__Work to complete__
Check every line of the data and copy the ones where "JSON" appears.

__Records for the task__
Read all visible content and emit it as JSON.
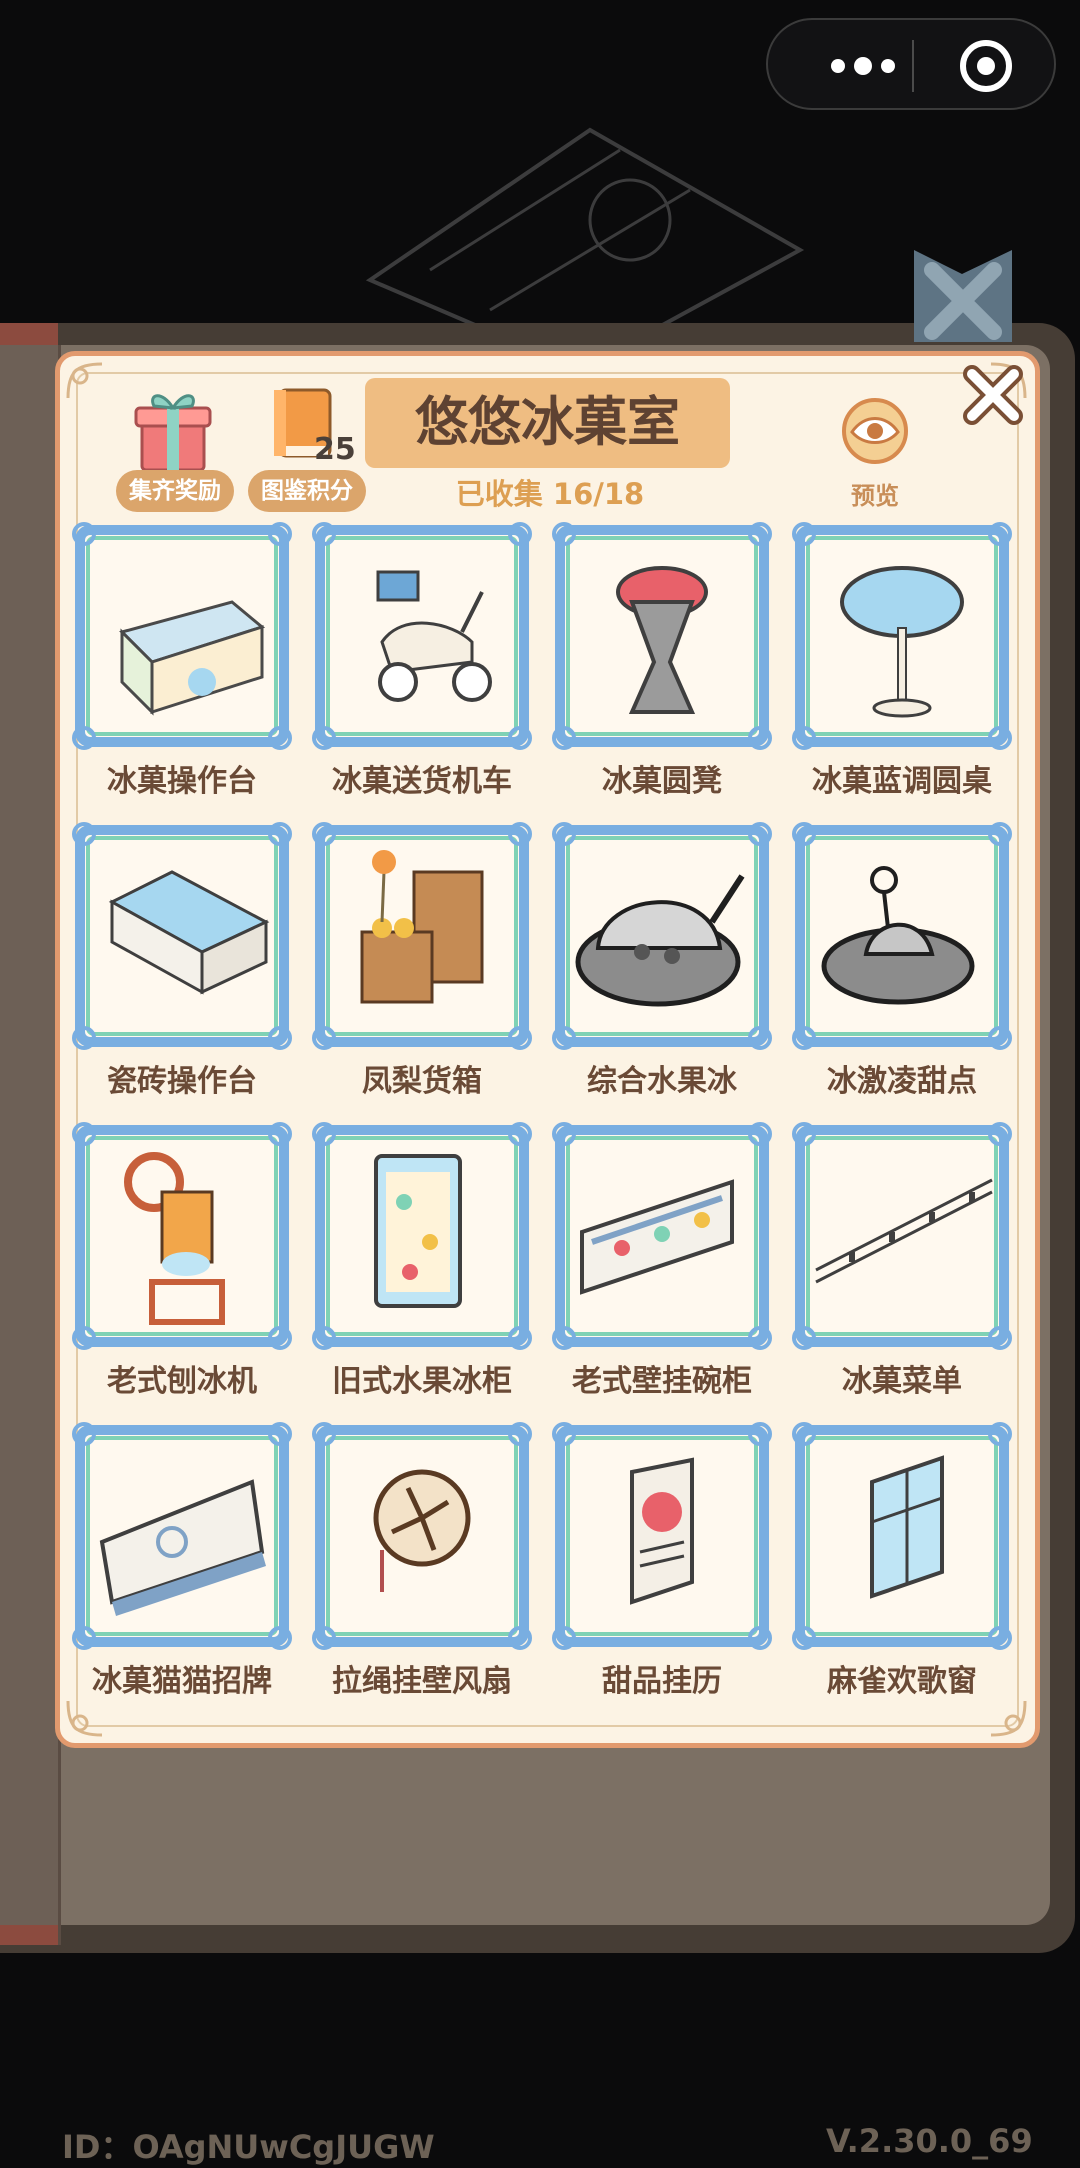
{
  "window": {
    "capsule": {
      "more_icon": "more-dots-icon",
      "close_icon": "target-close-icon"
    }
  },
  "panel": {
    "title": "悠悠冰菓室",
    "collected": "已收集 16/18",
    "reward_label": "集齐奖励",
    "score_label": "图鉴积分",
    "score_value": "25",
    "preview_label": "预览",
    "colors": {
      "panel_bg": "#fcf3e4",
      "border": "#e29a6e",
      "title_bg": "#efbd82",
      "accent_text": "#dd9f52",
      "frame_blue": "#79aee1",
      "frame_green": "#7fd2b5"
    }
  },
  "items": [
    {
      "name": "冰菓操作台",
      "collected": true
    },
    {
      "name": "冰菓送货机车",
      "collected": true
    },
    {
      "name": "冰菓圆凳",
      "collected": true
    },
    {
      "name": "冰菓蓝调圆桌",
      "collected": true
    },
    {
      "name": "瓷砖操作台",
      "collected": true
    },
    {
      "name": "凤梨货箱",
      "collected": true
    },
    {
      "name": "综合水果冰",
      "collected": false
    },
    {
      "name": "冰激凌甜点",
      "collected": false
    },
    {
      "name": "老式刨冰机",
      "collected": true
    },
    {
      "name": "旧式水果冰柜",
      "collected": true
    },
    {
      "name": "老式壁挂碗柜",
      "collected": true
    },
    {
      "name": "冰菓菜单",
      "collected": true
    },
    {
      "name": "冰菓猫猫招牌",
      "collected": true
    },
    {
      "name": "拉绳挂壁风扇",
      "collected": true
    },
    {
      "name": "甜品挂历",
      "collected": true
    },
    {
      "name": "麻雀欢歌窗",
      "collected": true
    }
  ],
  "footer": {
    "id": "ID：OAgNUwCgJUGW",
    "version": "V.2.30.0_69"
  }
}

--

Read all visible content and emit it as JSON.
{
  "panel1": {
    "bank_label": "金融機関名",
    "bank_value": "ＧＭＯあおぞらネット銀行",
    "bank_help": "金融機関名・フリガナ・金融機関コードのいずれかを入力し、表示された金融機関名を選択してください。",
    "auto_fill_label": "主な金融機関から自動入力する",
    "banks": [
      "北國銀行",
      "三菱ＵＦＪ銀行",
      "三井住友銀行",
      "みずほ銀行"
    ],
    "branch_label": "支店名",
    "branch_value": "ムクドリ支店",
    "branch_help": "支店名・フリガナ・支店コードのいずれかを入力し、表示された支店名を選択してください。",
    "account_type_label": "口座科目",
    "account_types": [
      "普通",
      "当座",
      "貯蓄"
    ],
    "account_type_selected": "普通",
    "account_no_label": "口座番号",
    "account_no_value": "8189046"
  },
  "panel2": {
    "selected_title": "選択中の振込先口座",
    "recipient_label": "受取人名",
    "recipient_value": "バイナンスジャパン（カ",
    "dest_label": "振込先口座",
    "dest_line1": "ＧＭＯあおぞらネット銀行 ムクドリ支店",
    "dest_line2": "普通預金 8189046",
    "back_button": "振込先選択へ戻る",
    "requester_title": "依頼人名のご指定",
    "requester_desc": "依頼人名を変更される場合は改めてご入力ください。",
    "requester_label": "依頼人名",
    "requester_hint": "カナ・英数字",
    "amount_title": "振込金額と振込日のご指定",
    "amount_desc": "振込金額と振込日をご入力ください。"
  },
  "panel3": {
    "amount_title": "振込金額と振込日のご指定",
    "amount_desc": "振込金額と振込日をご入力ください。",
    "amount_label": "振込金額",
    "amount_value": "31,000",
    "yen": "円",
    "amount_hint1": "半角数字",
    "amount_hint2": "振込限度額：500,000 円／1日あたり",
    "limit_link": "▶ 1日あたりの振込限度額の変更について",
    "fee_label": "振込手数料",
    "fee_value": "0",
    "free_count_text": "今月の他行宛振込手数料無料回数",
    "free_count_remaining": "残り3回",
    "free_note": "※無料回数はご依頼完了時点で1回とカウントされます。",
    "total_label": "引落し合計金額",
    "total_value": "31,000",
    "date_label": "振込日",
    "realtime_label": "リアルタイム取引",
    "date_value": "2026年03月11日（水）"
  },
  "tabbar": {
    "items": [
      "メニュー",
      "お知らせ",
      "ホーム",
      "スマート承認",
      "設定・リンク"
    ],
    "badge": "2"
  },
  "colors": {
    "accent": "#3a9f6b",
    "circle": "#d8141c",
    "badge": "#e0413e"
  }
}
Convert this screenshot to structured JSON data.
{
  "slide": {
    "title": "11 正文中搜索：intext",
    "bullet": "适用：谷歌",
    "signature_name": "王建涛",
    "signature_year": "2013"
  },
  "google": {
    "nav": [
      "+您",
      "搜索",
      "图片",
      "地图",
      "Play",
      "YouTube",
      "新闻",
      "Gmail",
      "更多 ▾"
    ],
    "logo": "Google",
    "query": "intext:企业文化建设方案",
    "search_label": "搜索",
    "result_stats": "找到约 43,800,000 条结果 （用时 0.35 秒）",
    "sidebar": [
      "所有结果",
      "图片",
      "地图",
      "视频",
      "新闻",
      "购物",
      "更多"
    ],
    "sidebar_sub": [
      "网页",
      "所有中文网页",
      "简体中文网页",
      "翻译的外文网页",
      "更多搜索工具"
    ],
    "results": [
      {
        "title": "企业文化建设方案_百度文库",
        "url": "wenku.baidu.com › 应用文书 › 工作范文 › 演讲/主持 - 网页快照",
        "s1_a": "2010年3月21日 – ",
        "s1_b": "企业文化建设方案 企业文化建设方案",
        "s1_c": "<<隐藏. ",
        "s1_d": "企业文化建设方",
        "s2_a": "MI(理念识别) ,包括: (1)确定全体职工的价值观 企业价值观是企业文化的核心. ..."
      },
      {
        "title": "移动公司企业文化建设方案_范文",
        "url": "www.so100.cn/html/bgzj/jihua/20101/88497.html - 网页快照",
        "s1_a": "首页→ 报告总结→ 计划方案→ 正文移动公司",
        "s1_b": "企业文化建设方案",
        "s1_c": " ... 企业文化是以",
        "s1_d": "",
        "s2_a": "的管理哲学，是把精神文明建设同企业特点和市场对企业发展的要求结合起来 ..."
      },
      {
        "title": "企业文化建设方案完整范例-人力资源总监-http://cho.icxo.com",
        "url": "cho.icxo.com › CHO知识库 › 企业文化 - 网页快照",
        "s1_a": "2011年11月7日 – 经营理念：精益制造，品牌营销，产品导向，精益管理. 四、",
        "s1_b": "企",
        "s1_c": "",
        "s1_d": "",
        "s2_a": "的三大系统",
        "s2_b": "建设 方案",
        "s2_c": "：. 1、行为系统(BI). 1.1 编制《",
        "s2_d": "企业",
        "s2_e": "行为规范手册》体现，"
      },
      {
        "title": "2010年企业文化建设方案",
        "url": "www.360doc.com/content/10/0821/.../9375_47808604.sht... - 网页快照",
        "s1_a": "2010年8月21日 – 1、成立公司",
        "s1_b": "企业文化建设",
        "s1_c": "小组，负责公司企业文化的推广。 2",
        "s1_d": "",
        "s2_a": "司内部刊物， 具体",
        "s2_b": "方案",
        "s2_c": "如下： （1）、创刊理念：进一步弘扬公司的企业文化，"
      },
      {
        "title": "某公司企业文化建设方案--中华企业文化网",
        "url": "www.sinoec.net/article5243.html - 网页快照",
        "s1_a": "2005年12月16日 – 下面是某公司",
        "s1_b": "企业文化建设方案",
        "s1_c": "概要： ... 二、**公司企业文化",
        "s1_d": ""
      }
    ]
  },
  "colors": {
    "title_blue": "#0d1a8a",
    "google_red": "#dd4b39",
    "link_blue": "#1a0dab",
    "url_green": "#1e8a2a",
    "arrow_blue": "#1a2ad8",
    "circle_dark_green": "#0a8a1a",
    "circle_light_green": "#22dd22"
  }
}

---

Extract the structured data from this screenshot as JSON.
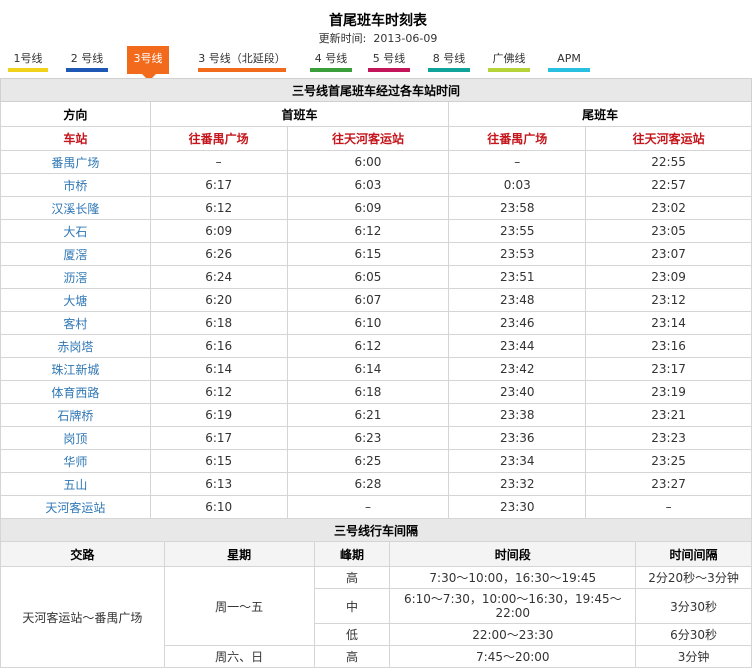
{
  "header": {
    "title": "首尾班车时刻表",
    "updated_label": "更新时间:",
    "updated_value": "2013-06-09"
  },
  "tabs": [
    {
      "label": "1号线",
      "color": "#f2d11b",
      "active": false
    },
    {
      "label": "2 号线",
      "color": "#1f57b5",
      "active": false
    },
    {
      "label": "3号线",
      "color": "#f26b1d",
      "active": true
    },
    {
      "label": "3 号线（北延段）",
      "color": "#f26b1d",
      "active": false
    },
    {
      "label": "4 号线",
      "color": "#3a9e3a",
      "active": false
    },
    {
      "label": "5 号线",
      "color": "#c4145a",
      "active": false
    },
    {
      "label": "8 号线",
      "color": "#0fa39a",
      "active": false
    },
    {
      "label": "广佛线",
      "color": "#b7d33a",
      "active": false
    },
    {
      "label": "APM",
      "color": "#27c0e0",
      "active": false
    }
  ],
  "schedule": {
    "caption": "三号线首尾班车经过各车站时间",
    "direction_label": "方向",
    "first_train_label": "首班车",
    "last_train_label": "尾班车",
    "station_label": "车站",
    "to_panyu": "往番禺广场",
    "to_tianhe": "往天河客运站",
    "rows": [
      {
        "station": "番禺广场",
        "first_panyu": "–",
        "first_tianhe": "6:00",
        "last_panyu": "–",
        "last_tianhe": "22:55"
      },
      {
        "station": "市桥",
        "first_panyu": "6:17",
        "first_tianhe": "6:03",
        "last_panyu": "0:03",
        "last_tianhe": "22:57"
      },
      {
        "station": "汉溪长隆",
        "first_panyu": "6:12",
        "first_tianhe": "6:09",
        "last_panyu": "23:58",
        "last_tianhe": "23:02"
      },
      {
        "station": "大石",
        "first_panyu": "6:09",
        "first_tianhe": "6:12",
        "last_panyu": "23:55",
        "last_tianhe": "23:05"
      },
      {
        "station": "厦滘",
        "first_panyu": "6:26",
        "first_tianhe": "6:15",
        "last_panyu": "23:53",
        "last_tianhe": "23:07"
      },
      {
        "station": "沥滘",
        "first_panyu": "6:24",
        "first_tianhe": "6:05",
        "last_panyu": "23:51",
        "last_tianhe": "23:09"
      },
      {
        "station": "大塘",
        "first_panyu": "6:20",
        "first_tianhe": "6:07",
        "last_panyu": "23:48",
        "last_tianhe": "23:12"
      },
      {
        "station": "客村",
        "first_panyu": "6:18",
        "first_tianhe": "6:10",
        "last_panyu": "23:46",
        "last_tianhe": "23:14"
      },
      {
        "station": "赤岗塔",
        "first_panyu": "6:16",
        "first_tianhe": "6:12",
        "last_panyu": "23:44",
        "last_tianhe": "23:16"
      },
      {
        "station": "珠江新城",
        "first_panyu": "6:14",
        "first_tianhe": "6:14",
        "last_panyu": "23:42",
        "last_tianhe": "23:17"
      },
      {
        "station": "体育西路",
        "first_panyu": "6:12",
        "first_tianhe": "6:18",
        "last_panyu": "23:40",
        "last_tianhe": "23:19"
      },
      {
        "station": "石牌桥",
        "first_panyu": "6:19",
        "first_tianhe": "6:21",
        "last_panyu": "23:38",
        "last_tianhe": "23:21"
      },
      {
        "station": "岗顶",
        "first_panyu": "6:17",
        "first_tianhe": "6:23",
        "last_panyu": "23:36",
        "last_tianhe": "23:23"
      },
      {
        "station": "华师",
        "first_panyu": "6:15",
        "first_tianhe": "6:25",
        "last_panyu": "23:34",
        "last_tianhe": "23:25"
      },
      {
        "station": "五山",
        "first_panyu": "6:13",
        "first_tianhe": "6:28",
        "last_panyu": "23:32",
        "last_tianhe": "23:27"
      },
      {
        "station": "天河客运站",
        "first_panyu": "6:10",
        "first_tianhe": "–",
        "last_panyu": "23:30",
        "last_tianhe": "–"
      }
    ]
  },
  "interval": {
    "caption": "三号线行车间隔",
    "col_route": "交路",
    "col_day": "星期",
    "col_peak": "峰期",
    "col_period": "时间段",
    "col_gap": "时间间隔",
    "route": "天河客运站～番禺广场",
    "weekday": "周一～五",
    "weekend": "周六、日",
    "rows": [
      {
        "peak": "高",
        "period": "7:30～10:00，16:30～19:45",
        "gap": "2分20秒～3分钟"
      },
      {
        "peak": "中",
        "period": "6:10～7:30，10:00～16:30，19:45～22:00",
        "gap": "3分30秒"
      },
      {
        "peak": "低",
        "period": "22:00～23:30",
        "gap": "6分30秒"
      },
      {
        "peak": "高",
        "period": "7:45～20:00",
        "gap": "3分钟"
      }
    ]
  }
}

__Completed exercise__
Read all visible content and emit it as JSON.
Read all visible content and emit it as JSON.
Convert this screenshot to structured JSON data.
Extract the structured data from this screenshot as JSON.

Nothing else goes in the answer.